[Records from a collection]
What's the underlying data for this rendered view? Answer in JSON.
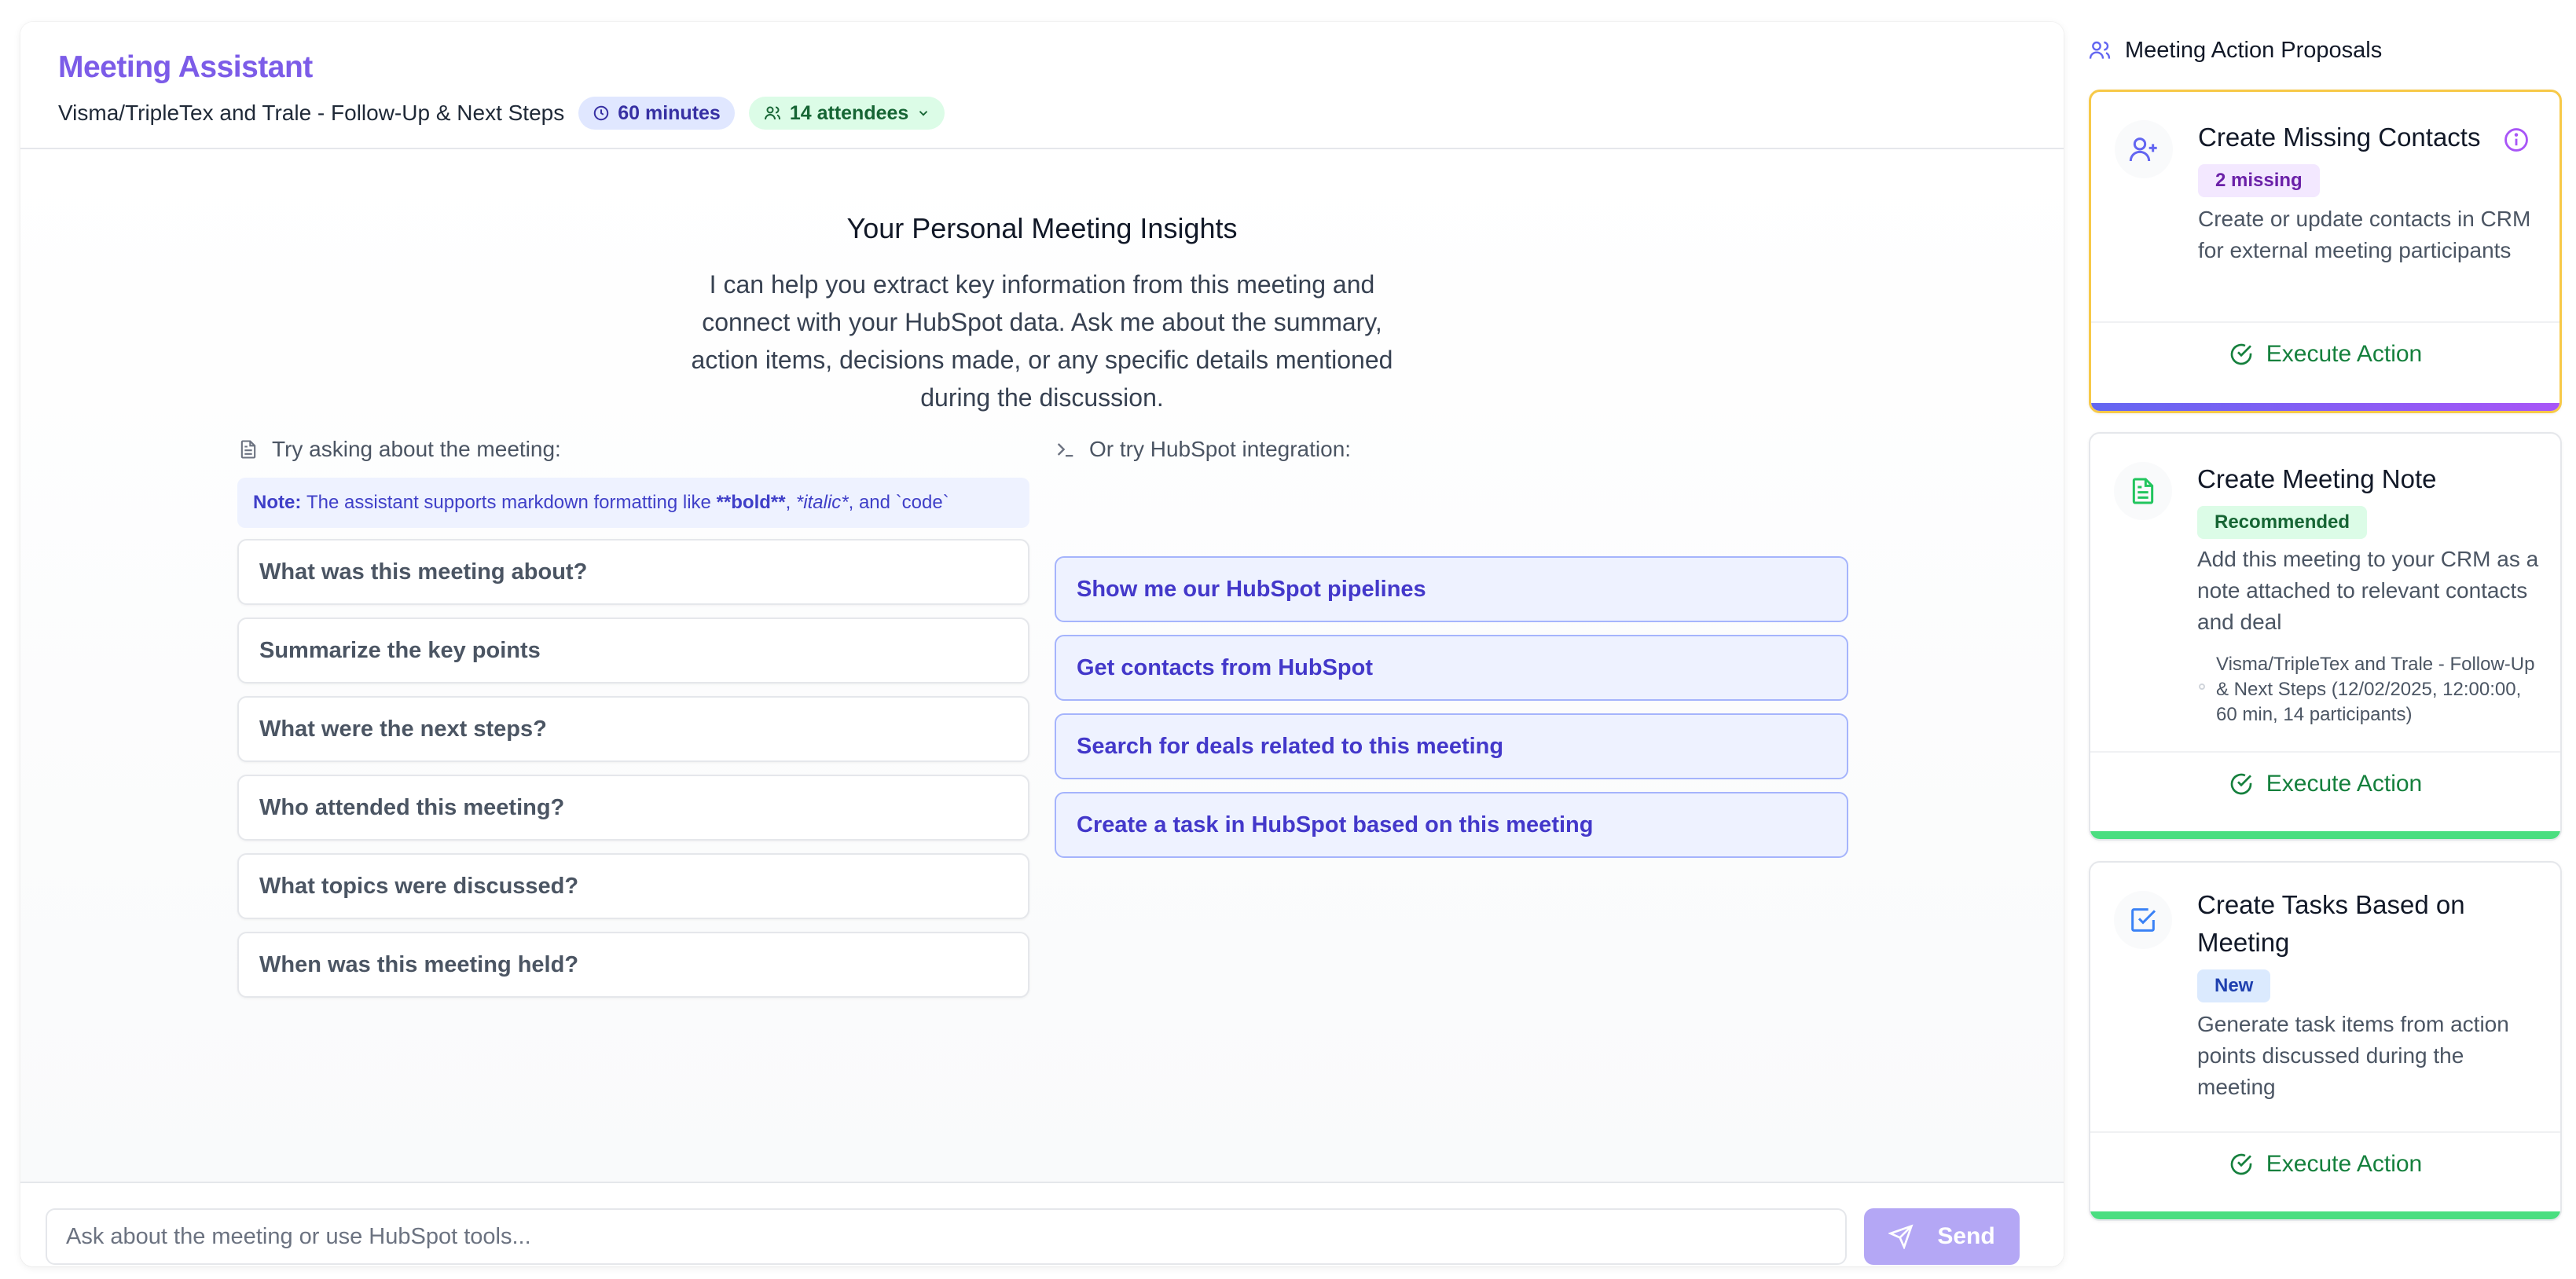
{
  "header": {
    "app_title": "Meeting Assistant",
    "meeting_title": "Visma/TripleTex and Trale - Follow-Up & Next Steps",
    "duration": "60 minutes",
    "attendees": "14 attendees"
  },
  "insights": {
    "title": "Your Personal Meeting Insights",
    "description": "I can help you extract key information from this meeting and connect with your HubSpot data. Ask me about the summary, action items, decisions made, or any specific details mentioned during the discussion."
  },
  "suggestions": {
    "meeting_heading": "Try asking about the meeting:",
    "hubspot_heading": "Or try HubSpot integration:",
    "note": {
      "label": "Note:",
      "text": "The assistant supports markdown formatting like",
      "bold": "**bold**",
      "sep1": ",",
      "italic": "*italic*",
      "sep2": ", and",
      "code": "`code`"
    },
    "meeting_questions": [
      "What was this meeting about?",
      "Summarize the key points",
      "What were the next steps?",
      "Who attended this meeting?",
      "What topics were discussed?",
      "When was this meeting held?"
    ],
    "hubspot_questions": [
      "Show me our HubSpot pipelines",
      "Get contacts from HubSpot",
      "Search for deals related to this meeting",
      "Create a task in HubSpot based on this meeting"
    ]
  },
  "chat": {
    "placeholder": "Ask about the meeting or use HubSpot tools...",
    "send_label": "Send"
  },
  "sidebar": {
    "heading": "Meeting Action Proposals",
    "cards": [
      {
        "title": "Create Missing Contacts",
        "badge": "2 missing",
        "description": "Create or update contacts in CRM for external meeting participants",
        "action": "Execute Action"
      },
      {
        "title": "Create Meeting Note",
        "badge": "Recommended",
        "description": "Add this meeting to your CRM as a note attached to relevant contacts and deal",
        "detail": "Visma/TripleTex and Trale - Follow-Up & Next Steps (12/02/2025, 12:00:00, 60 min, 14 participants)",
        "action": "Execute Action"
      },
      {
        "title": "Create Tasks Based on Meeting",
        "badge": "New",
        "description": "Generate task items from action points discussed during the meeting",
        "action": "Execute Action"
      }
    ]
  },
  "colors": {
    "accent": "#7c5ce8",
    "hubspot_text": "#4338ca",
    "execute_green": "#15803d",
    "selected_border": "#f7c948"
  }
}
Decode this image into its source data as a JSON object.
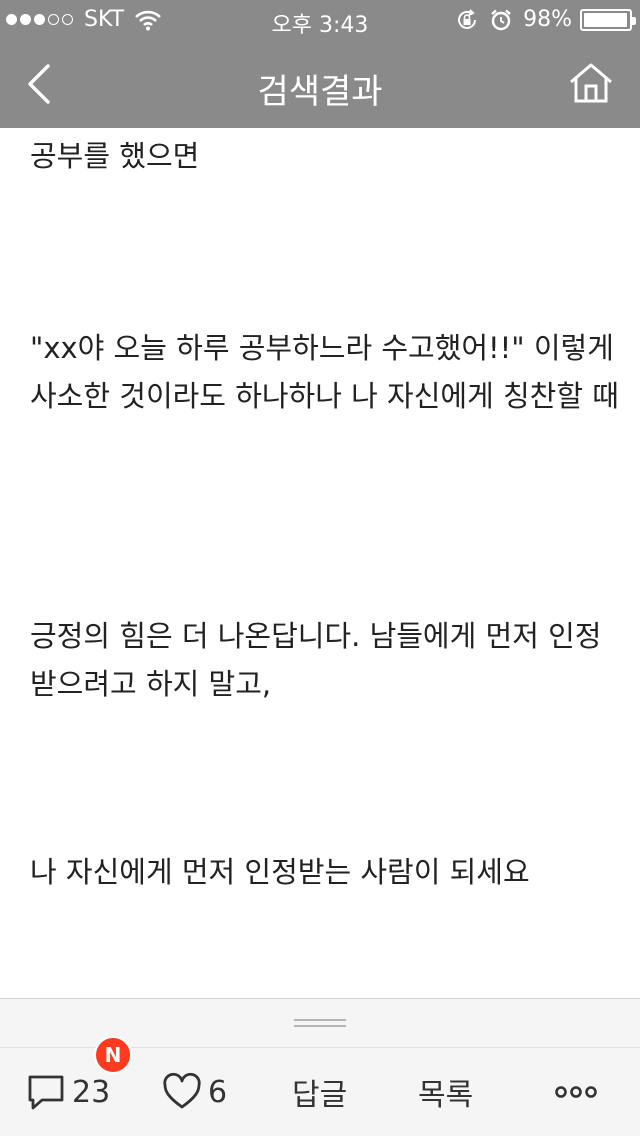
{
  "status_bar": {
    "carrier": "SKT",
    "time": "오후 3:43",
    "battery_percent": "98%",
    "battery_level": 0.98,
    "signal_filled": 3,
    "signal_total": 5
  },
  "nav": {
    "title": "검색결과"
  },
  "article": {
    "paragraphs": [
      "공부를 했으면",
      "\"xx야 오늘 하루 공부하느라 수고했어!!\" 이렇게 사소한 것이라도 하나하나 나 자신에게 칭찬할 때",
      "긍정의 힘은 더 나온답니다. 남들에게 먼저 인정받으려고 하지 말고,",
      "나 자신에게 먼저 인정받는 사람이 되세요"
    ]
  },
  "toolbar": {
    "comment_count": "23",
    "like_count": "6",
    "reply_label": "답글",
    "list_label": "목록",
    "new_badge": "N"
  },
  "colors": {
    "header_bg": "#8a8a8a",
    "badge": "#ff3a1f"
  }
}
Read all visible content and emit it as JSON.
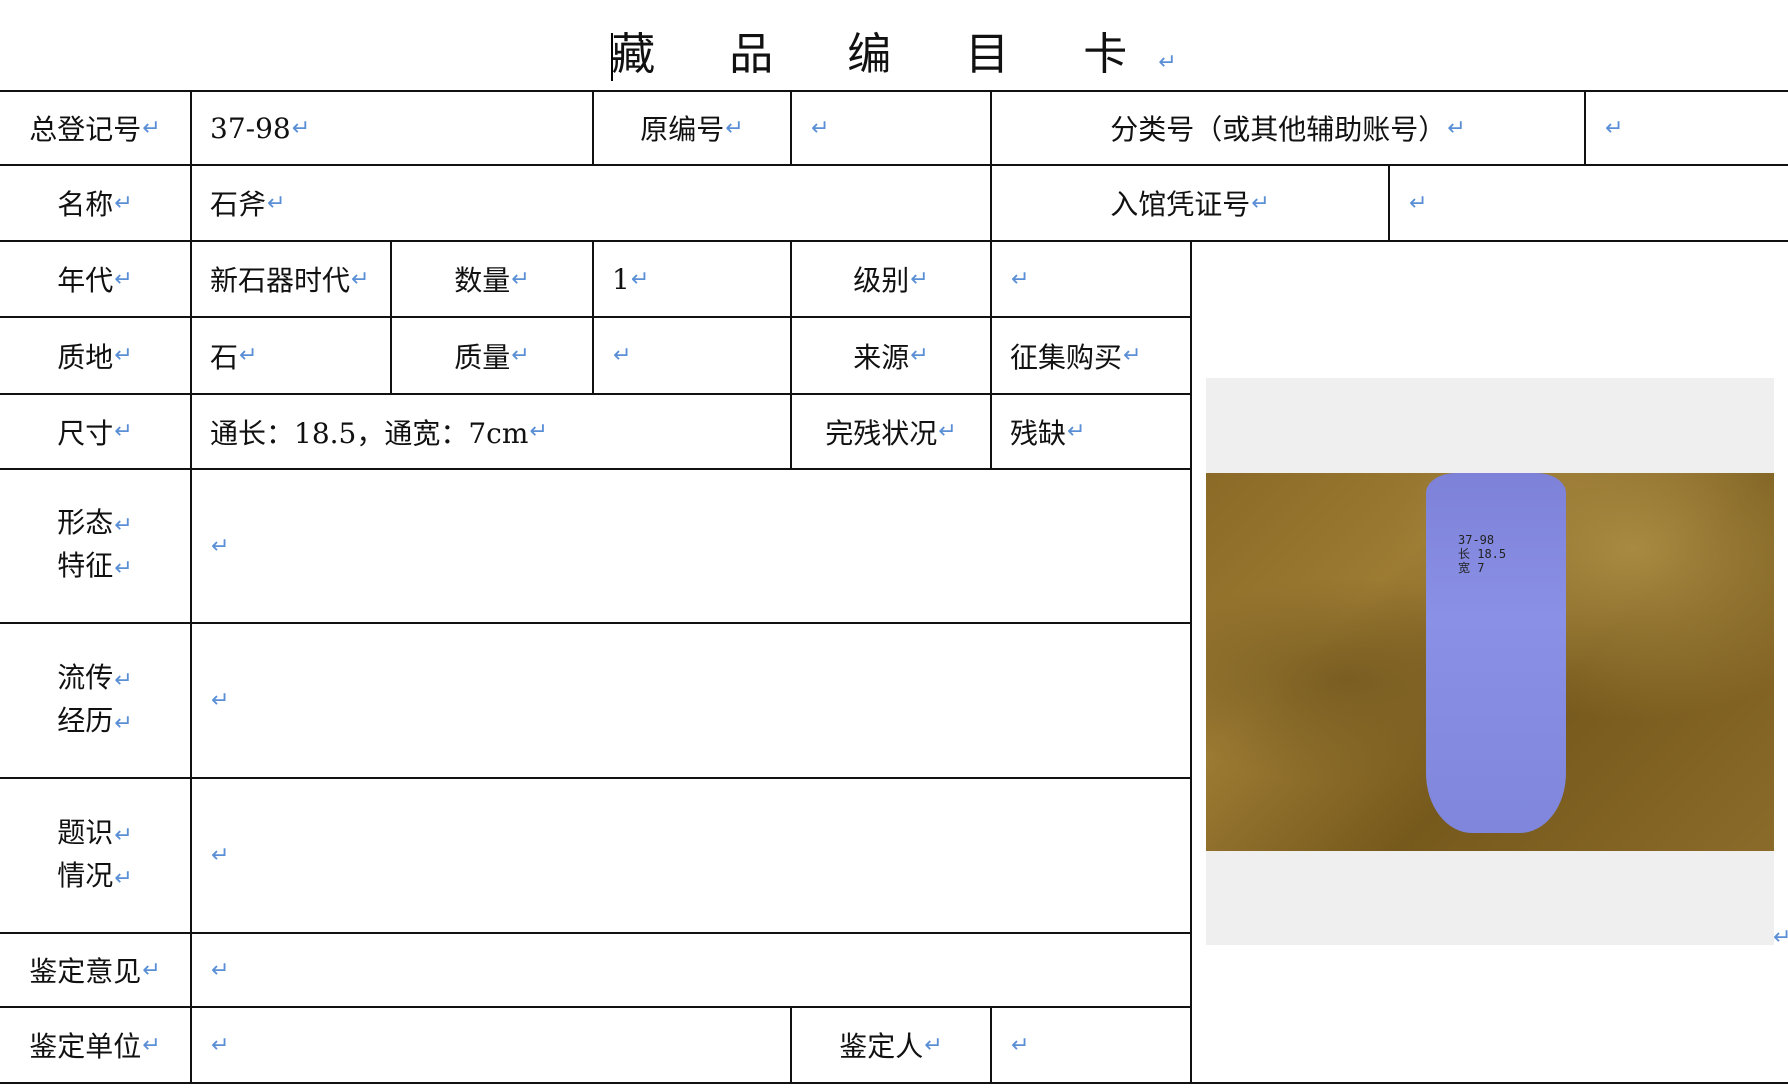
{
  "title": "藏 品 编 目 卡",
  "return_mark": "↵",
  "labels": {
    "total_reg_no": "总登记号",
    "original_no": "原编号",
    "category_no": "分类号（或其他辅助账号）",
    "name": "名称",
    "entry_voucher_no": "入馆凭证号",
    "era": "年代",
    "quantity": "数量",
    "grade": "级别",
    "material": "质地",
    "weight": "质量",
    "source": "来源",
    "size": "尺寸",
    "condition": "完残状况",
    "form_l1": "形态",
    "form_l2": "特征",
    "history_l1": "流传",
    "history_l2": "经历",
    "inscription_l1": "题识",
    "inscription_l2": "情况",
    "appraisal_opinion": "鉴定意见",
    "appraisal_unit": "鉴定单位",
    "appraiser": "鉴定人"
  },
  "values": {
    "total_reg_no": "37-98",
    "original_no": "",
    "category_no": "",
    "name": "石斧",
    "entry_voucher_no": "",
    "era": "新石器时代",
    "quantity": "1",
    "grade": "",
    "material": "石",
    "weight": "",
    "source": "征集购买",
    "size": "通长：18.5，通宽：7cm",
    "condition": "残缺",
    "form": "",
    "history": "",
    "inscription": "",
    "appraisal_opinion": "",
    "appraisal_unit": "",
    "appraiser": ""
  },
  "photo": {
    "note_l1": "37-98",
    "note_l2": "长 18.5",
    "note_l3": "宽 7"
  }
}
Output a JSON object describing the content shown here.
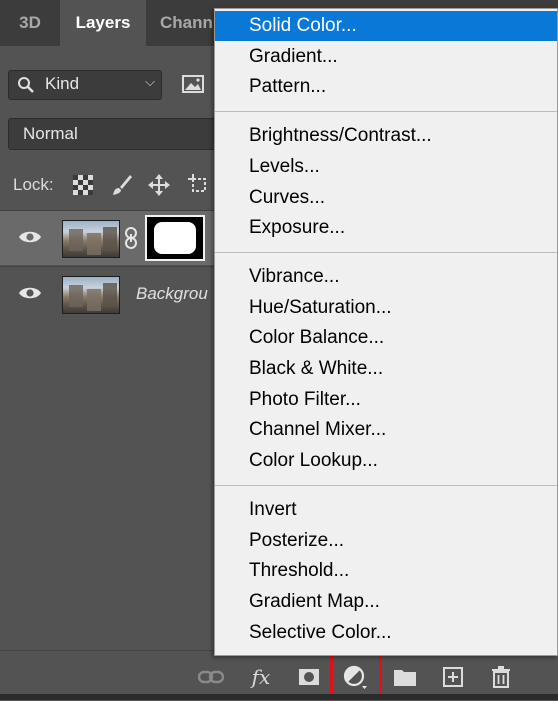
{
  "tabs": [
    {
      "label": "3D",
      "active": false
    },
    {
      "label": "Layers",
      "active": true
    },
    {
      "label": "Chann",
      "active": false
    }
  ],
  "filter": {
    "label": "Kind"
  },
  "blend_mode": {
    "value": "Normal"
  },
  "lock": {
    "label": "Lock:"
  },
  "layers": [
    {
      "name": "",
      "visible": true,
      "selected": true,
      "has_mask": true
    },
    {
      "name": "Backgrou",
      "visible": true,
      "selected": false,
      "has_mask": false
    }
  ],
  "menu": {
    "highlighted_item": "Solid Color...",
    "groups": [
      [
        "Solid Color...",
        "Gradient...",
        "Pattern..."
      ],
      [
        "Brightness/Contrast...",
        "Levels...",
        "Curves...",
        "Exposure..."
      ],
      [
        "Vibrance...",
        "Hue/Saturation...",
        "Color Balance...",
        "Black & White...",
        "Photo Filter...",
        "Channel Mixer...",
        "Color Lookup..."
      ],
      [
        "Invert",
        "Posterize...",
        "Threshold...",
        "Gradient Map...",
        "Selective Color..."
      ]
    ]
  },
  "bottom_toolbar": {
    "fx_label": "fx",
    "icons": [
      "link-layers-icon",
      "fx-icon",
      "add-mask-icon",
      "adjustment-layer-icon",
      "new-group-icon",
      "new-layer-icon",
      "delete-icon"
    ]
  },
  "colors": {
    "menu_highlight": "#0a78d7",
    "callout_border": "#e3101a"
  }
}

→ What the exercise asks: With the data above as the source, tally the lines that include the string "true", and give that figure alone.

→ Response to the task: 5